## What to work on:
Return the full set of entries exactly. Omit none.

## Entries supplied:
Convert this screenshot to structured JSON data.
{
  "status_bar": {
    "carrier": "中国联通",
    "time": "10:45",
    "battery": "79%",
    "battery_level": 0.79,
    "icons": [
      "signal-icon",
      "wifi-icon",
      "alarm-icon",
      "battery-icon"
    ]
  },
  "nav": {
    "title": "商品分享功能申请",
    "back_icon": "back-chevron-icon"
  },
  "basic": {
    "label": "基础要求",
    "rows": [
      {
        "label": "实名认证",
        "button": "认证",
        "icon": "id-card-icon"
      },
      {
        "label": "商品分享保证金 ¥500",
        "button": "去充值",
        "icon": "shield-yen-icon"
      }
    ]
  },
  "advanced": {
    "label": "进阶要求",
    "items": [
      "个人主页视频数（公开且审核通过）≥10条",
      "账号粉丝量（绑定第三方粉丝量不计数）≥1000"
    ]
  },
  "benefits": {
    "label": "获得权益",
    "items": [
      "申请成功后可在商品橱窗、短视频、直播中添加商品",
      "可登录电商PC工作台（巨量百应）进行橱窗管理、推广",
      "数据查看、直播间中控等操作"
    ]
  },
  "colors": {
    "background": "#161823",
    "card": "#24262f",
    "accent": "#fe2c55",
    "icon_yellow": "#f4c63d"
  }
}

## Task result:
Convert this screenshot to structured JSON data.
{
  "status_bar": {
    "carrier": "中国联通",
    "time": "10:45",
    "battery": "79%",
    "battery_level": 0.79,
    "icons": [
      "signal-icon",
      "wifi-icon",
      "alarm-icon",
      "battery-icon"
    ]
  },
  "nav": {
    "title": "商品分享功能申请",
    "back_icon": "back-chevron-icon"
  },
  "basic": {
    "label": "基础要求",
    "rows": [
      {
        "label": "实名认证",
        "button": "认证",
        "icon": "id-card-icon"
      },
      {
        "label": "商品分享保证金 ¥500",
        "button": "去充值",
        "icon": "shield-yen-icon"
      }
    ]
  },
  "advanced": {
    "label": "进阶要求",
    "items": [
      "个人主页视频数（公开且审核通过）≥10条",
      "账号粉丝量（绑定第三方粉丝量不计数）≥1000"
    ]
  },
  "benefits": {
    "label": "获得权益",
    "items": [
      "申请成功后可在商品橱窗、短视频、直播中添加商品",
      "可登录电商PC工作台（巨量百应）进行橱窗管理、推广",
      "数据查看、直播间中控等操作"
    ]
  },
  "colors": {
    "background": "#161823",
    "card": "#24262f",
    "accent": "#fe2c55",
    "icon_yellow": "#f4c63d"
  }
}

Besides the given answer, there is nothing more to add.